Directions: Lines in the entries below where the word "Hotels" shows up should each be copied.
··· Dataset entries ···
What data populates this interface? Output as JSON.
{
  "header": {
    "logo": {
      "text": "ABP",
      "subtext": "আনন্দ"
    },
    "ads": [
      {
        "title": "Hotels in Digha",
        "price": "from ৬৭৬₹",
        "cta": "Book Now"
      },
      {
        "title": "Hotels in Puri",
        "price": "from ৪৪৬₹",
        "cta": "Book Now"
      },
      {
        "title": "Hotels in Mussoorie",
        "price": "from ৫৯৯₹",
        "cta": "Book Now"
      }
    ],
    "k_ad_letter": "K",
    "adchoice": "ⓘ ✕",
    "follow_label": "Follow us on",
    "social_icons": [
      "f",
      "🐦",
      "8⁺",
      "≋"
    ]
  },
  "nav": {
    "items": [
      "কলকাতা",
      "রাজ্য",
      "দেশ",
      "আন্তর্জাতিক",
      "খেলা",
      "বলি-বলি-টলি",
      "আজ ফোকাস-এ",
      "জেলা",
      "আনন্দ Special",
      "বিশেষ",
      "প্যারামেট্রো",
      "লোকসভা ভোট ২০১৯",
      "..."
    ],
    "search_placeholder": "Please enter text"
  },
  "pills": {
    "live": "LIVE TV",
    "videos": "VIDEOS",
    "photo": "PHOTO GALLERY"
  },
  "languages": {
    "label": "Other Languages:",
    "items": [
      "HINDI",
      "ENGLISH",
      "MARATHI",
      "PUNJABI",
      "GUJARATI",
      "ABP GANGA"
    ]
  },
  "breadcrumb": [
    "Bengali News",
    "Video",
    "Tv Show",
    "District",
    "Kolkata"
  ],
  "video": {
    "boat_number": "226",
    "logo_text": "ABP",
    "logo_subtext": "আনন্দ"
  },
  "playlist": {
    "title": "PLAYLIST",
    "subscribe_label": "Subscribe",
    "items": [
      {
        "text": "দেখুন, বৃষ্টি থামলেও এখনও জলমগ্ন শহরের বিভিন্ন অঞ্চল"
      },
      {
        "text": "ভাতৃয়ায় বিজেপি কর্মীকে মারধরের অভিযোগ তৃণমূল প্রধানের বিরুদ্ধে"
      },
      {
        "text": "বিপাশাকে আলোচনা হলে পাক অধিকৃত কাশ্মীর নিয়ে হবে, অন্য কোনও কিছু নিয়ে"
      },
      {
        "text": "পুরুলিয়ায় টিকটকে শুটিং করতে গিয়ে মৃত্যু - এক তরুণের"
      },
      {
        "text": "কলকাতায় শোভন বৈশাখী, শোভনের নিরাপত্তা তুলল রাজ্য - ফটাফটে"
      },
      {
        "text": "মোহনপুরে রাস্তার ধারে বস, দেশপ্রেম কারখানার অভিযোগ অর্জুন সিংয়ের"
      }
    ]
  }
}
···
Written solution:
        "title": "Hotels in Digha",
        "title": "Hotels in Puri",
        "title": "Hotels in Mussoorie",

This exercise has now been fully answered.